---------- Data supplied
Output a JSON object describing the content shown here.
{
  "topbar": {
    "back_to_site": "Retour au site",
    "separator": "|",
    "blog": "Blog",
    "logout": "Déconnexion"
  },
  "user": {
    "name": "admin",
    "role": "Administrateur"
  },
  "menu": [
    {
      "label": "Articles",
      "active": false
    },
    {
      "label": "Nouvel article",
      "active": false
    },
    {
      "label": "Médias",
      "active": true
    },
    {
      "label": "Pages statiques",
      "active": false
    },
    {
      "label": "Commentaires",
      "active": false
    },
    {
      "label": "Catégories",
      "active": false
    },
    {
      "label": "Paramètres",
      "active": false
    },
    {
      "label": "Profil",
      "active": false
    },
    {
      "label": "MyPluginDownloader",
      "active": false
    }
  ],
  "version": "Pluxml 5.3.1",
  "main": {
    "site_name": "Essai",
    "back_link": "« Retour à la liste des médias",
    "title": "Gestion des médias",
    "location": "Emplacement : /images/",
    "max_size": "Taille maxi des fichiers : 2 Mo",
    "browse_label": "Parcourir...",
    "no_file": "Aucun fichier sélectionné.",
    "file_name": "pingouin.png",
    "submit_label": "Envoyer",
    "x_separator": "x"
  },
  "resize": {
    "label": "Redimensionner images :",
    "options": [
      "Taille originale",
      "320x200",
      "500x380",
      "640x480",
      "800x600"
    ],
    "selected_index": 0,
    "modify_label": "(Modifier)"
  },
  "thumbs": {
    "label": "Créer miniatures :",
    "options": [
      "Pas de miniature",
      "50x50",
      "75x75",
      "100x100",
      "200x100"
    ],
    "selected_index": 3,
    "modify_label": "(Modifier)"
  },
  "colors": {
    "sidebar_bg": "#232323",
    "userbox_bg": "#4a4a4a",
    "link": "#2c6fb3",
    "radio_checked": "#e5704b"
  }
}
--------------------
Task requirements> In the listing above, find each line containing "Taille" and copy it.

Solution to this problem>
    "max_size": "Taille maxi des fichiers : 2 Mo",
      "Taille originale",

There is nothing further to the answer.